Now I can't tell you exactly what changes a President Trump would make, but it's pretty obvious that a) he wants these agreements changed, and b) because NAFTA and the WTO are treaty obligations, which the U.S. negotiated in the first place, the U.S. can renegotiate them. The obvious goal would be to end the practice of U.S. trade obligations being tools to prop open American markets for foreigners while they give us only nominal, not real, access in return.
How much traction against the trade deficit could a President Trump get? Well, since the U.S. hasn't even been seriously trying to control its trade deficit in decades, the short answer is: definitely something.

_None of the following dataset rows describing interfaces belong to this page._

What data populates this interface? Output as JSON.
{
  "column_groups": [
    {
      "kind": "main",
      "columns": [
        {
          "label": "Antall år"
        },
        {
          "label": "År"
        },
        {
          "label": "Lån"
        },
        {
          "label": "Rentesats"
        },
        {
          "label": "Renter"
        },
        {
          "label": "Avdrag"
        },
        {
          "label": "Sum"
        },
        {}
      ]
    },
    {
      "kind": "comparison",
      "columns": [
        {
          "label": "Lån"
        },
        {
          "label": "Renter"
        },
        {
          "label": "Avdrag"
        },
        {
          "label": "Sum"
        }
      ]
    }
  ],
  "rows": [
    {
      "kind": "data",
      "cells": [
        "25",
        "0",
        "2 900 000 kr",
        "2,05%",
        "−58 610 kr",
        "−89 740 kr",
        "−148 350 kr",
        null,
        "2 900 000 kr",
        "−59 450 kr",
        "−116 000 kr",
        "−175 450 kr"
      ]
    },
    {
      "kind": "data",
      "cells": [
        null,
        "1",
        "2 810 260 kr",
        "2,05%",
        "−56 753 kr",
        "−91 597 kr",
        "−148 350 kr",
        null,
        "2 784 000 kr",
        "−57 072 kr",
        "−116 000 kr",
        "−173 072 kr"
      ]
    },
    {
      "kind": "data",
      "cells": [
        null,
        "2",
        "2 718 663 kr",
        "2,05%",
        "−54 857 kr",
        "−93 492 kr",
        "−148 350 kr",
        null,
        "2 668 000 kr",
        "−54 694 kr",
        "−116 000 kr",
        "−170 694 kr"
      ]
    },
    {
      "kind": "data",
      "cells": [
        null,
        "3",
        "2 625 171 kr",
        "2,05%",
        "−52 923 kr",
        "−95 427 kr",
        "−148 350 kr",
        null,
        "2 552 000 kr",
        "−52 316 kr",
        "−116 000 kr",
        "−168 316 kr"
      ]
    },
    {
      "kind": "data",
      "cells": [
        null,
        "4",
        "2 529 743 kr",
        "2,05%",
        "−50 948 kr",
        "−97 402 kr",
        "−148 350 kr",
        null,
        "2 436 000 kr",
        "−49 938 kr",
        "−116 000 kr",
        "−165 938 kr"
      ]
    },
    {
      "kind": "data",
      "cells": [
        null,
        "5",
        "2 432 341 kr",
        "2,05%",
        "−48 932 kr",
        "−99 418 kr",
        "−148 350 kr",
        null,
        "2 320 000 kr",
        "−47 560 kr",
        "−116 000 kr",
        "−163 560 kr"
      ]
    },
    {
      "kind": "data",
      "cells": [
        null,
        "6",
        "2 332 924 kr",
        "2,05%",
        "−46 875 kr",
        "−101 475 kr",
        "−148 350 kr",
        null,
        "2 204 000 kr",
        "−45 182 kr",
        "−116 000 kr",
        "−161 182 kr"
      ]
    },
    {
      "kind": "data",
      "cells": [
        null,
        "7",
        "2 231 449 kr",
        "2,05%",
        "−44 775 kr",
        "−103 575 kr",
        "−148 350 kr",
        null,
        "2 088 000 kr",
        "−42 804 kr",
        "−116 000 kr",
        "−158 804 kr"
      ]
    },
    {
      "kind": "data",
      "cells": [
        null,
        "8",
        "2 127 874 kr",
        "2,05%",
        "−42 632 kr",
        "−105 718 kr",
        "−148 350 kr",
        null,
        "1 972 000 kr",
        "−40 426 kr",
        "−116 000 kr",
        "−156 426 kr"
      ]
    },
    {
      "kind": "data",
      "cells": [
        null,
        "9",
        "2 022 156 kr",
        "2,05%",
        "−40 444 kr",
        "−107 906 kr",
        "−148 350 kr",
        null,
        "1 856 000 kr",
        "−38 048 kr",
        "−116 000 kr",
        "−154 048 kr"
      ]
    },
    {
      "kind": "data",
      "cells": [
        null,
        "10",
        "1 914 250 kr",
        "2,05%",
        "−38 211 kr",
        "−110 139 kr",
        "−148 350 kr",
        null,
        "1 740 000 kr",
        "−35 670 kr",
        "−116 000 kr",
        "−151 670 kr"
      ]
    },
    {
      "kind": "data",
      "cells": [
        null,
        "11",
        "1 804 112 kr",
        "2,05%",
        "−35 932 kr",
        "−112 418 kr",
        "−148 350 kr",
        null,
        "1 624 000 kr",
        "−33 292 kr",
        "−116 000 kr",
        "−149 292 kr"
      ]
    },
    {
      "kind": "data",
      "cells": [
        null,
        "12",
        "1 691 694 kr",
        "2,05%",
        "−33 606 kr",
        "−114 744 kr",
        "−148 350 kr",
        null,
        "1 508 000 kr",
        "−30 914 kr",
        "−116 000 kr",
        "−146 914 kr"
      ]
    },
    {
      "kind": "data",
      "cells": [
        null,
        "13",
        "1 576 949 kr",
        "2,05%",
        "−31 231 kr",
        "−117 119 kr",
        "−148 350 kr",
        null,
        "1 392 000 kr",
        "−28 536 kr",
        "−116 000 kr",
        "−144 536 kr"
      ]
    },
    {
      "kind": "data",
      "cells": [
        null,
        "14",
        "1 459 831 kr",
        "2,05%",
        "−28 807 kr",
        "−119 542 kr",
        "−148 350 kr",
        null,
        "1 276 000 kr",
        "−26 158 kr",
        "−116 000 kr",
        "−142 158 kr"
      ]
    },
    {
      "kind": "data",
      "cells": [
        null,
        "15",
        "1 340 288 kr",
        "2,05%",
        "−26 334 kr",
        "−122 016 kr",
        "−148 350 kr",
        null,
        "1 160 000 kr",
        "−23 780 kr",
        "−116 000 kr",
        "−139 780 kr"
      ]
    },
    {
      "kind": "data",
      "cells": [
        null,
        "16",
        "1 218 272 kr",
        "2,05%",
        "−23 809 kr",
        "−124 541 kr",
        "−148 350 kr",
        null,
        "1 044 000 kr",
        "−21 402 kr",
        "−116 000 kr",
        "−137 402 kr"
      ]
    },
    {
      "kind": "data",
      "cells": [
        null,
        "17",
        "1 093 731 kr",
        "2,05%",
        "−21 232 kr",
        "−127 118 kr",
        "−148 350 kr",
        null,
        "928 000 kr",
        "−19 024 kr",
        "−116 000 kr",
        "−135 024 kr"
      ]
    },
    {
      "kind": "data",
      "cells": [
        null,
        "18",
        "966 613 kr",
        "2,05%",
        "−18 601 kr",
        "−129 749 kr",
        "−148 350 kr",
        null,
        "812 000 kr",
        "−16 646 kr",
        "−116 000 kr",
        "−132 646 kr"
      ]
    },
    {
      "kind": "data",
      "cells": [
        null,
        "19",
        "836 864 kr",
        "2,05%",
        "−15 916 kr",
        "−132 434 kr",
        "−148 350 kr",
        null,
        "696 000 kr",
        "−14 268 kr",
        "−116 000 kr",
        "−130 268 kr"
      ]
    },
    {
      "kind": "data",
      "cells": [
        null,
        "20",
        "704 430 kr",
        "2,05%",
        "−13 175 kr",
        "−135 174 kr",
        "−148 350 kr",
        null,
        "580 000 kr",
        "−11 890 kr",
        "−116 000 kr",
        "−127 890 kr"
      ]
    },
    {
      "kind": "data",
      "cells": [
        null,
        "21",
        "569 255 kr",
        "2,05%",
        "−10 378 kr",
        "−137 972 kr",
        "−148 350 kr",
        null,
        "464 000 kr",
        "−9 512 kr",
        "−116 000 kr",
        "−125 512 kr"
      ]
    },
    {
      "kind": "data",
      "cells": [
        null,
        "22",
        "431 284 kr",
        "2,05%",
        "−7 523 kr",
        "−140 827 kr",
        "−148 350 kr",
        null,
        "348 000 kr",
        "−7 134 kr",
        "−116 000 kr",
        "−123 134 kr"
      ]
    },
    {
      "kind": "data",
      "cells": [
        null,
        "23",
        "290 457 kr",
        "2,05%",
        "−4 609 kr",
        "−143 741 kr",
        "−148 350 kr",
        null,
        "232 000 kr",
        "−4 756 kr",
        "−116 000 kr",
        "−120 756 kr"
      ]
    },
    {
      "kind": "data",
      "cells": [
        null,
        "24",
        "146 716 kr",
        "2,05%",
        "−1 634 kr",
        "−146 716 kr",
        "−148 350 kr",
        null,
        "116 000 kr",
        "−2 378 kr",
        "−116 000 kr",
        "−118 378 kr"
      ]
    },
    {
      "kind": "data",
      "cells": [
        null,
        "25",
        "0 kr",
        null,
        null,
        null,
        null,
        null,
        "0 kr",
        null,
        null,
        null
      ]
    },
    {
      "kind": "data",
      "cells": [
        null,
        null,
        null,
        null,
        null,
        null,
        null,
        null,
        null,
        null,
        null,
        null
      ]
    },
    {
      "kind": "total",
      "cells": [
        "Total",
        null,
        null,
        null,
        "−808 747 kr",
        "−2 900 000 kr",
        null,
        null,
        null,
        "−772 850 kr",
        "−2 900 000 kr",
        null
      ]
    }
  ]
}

How much would depend on what policies were used. Some of the best policies are things that Trump probably knows about, but can't talk about because they're politically unpalatable. For example, if the U.S. introduced a 15% border-adjustable Value-Added Tax like other developed nations have, this would a) provide big leverage against the trade deficit, and b) be absolutely, impeccably WTO-compliant, so none of the deficit-racking usual suspects (China, Japan, Germany) could do a thing about it. Such a tax could, of course, be used to finance a cut in income tax, so it could not be a net tax increase at all. But it's still a tax, so probably toxic to Republican voters, although a national consumption tax has recently been becoming more acceptable to Republicans stymied in other avenues of tax reform.
Is Trump crazy to think he can negotiate better deals for the U.S. with foreign nations? I'm not going to offer an opinion on whether his vaunted negotiating skills will translate from Celebrity Apprentice to summitry vs. China, but I'm not the only person to have noted (like liberal economist Dean Baker below) that:
Anyhow, it would make perfect sense to negotiate a path for a higher valued yuan. At the negotiating table it would be perfectly reasonable to threaten various forms of retaliation as pressure, including tariffs.
So net-net, I can't guarantee that Trump would be able to successfully pull off a major reform of America's ongoing "free" trade disaster, but he would be the first president in decades pushing in the right direction and no, he's not visibly setting us up for disaster.